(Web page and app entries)

--

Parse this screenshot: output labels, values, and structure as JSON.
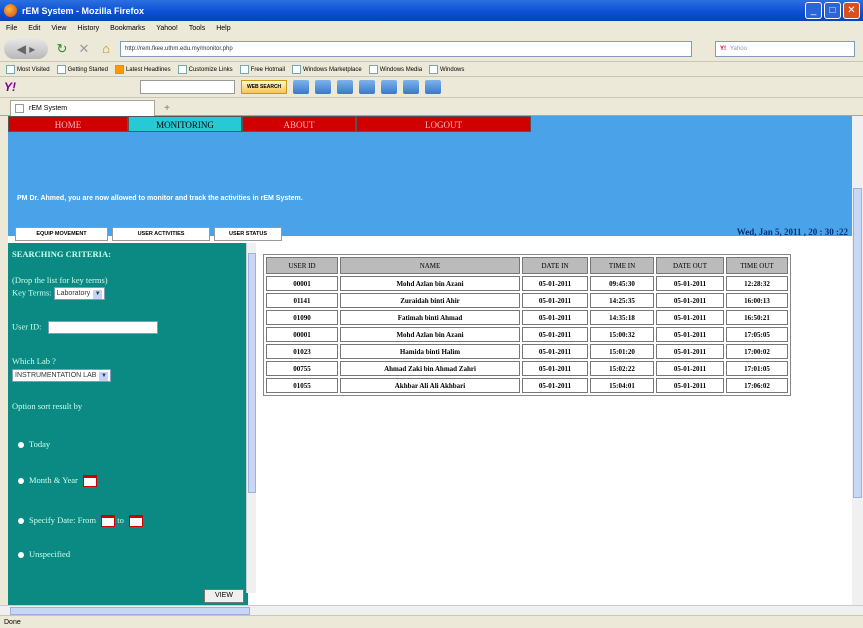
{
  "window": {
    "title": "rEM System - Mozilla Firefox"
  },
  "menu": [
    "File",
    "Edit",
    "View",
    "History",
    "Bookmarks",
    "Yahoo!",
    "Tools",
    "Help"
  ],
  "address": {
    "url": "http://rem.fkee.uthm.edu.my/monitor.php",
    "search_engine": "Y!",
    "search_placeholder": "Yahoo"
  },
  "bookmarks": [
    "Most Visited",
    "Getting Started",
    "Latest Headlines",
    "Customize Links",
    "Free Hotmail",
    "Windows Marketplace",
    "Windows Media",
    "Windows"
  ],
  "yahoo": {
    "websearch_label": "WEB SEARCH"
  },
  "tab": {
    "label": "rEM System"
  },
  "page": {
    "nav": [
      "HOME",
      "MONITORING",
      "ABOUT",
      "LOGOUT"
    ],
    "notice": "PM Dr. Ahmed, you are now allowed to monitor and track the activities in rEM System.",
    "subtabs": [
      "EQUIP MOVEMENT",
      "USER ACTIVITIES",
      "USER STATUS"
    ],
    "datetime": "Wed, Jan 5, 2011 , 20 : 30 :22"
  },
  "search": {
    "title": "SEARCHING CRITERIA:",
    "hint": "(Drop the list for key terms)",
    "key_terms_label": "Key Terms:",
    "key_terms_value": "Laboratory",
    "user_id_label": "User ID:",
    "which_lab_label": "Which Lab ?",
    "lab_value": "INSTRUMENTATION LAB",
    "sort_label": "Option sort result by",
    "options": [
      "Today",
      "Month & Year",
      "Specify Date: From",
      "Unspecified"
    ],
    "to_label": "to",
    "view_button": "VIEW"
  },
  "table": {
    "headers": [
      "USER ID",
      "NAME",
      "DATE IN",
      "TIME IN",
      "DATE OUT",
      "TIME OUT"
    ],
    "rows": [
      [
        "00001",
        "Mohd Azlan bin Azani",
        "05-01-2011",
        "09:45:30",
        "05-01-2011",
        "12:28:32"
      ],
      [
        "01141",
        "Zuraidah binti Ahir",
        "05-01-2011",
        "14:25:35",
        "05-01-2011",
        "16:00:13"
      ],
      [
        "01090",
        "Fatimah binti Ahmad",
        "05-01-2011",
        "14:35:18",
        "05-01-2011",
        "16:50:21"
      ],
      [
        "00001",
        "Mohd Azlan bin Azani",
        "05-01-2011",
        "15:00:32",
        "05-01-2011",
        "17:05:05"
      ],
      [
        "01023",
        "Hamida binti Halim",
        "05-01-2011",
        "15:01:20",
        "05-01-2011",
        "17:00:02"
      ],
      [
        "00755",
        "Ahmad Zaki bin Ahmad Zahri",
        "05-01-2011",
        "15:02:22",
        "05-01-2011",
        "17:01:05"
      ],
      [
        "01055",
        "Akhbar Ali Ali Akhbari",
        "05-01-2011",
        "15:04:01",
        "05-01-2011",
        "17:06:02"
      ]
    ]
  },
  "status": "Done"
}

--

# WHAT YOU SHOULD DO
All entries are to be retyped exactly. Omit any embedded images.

# SOLUTION FOR THIS EXERCISE
Parse this screenshot: output labels, values, and structure as JSON.
{
  "window": {
    "title": "rEM System - Mozilla Firefox"
  },
  "menu": [
    "File",
    "Edit",
    "View",
    "History",
    "Bookmarks",
    "Yahoo!",
    "Tools",
    "Help"
  ],
  "address": {
    "url": "http://rem.fkee.uthm.edu.my/monitor.php",
    "search_engine": "Y!",
    "search_placeholder": "Yahoo"
  },
  "bookmarks": [
    "Most Visited",
    "Getting Started",
    "Latest Headlines",
    "Customize Links",
    "Free Hotmail",
    "Windows Marketplace",
    "Windows Media",
    "Windows"
  ],
  "yahoo": {
    "websearch_label": "WEB SEARCH"
  },
  "tab": {
    "label": "rEM System"
  },
  "page": {
    "nav": [
      "HOME",
      "MONITORING",
      "ABOUT",
      "LOGOUT"
    ],
    "notice": "PM Dr. Ahmed, you are now allowed to monitor and track the activities in rEM System.",
    "subtabs": [
      "EQUIP MOVEMENT",
      "USER ACTIVITIES",
      "USER STATUS"
    ],
    "datetime": "Wed, Jan 5, 2011 , 20 : 30 :22"
  },
  "search": {
    "title": "SEARCHING CRITERIA:",
    "hint": "(Drop the list for key terms)",
    "key_terms_label": "Key Terms:",
    "key_terms_value": "Laboratory",
    "user_id_label": "User ID:",
    "which_lab_label": "Which Lab ?",
    "lab_value": "INSTRUMENTATION LAB",
    "sort_label": "Option sort result by",
    "options": [
      "Today",
      "Month & Year",
      "Specify Date: From",
      "Unspecified"
    ],
    "to_label": "to",
    "view_button": "VIEW"
  },
  "table": {
    "headers": [
      "USER ID",
      "NAME",
      "DATE IN",
      "TIME IN",
      "DATE OUT",
      "TIME OUT"
    ],
    "rows": [
      [
        "00001",
        "Mohd Azlan bin Azani",
        "05-01-2011",
        "09:45:30",
        "05-01-2011",
        "12:28:32"
      ],
      [
        "01141",
        "Zuraidah binti Ahir",
        "05-01-2011",
        "14:25:35",
        "05-01-2011",
        "16:00:13"
      ],
      [
        "01090",
        "Fatimah binti Ahmad",
        "05-01-2011",
        "14:35:18",
        "05-01-2011",
        "16:50:21"
      ],
      [
        "00001",
        "Mohd Azlan bin Azani",
        "05-01-2011",
        "15:00:32",
        "05-01-2011",
        "17:05:05"
      ],
      [
        "01023",
        "Hamida binti Halim",
        "05-01-2011",
        "15:01:20",
        "05-01-2011",
        "17:00:02"
      ],
      [
        "00755",
        "Ahmad Zaki bin Ahmad Zahri",
        "05-01-2011",
        "15:02:22",
        "05-01-2011",
        "17:01:05"
      ],
      [
        "01055",
        "Akhbar Ali Ali Akhbari",
        "05-01-2011",
        "15:04:01",
        "05-01-2011",
        "17:06:02"
      ]
    ]
  },
  "status": "Done"
}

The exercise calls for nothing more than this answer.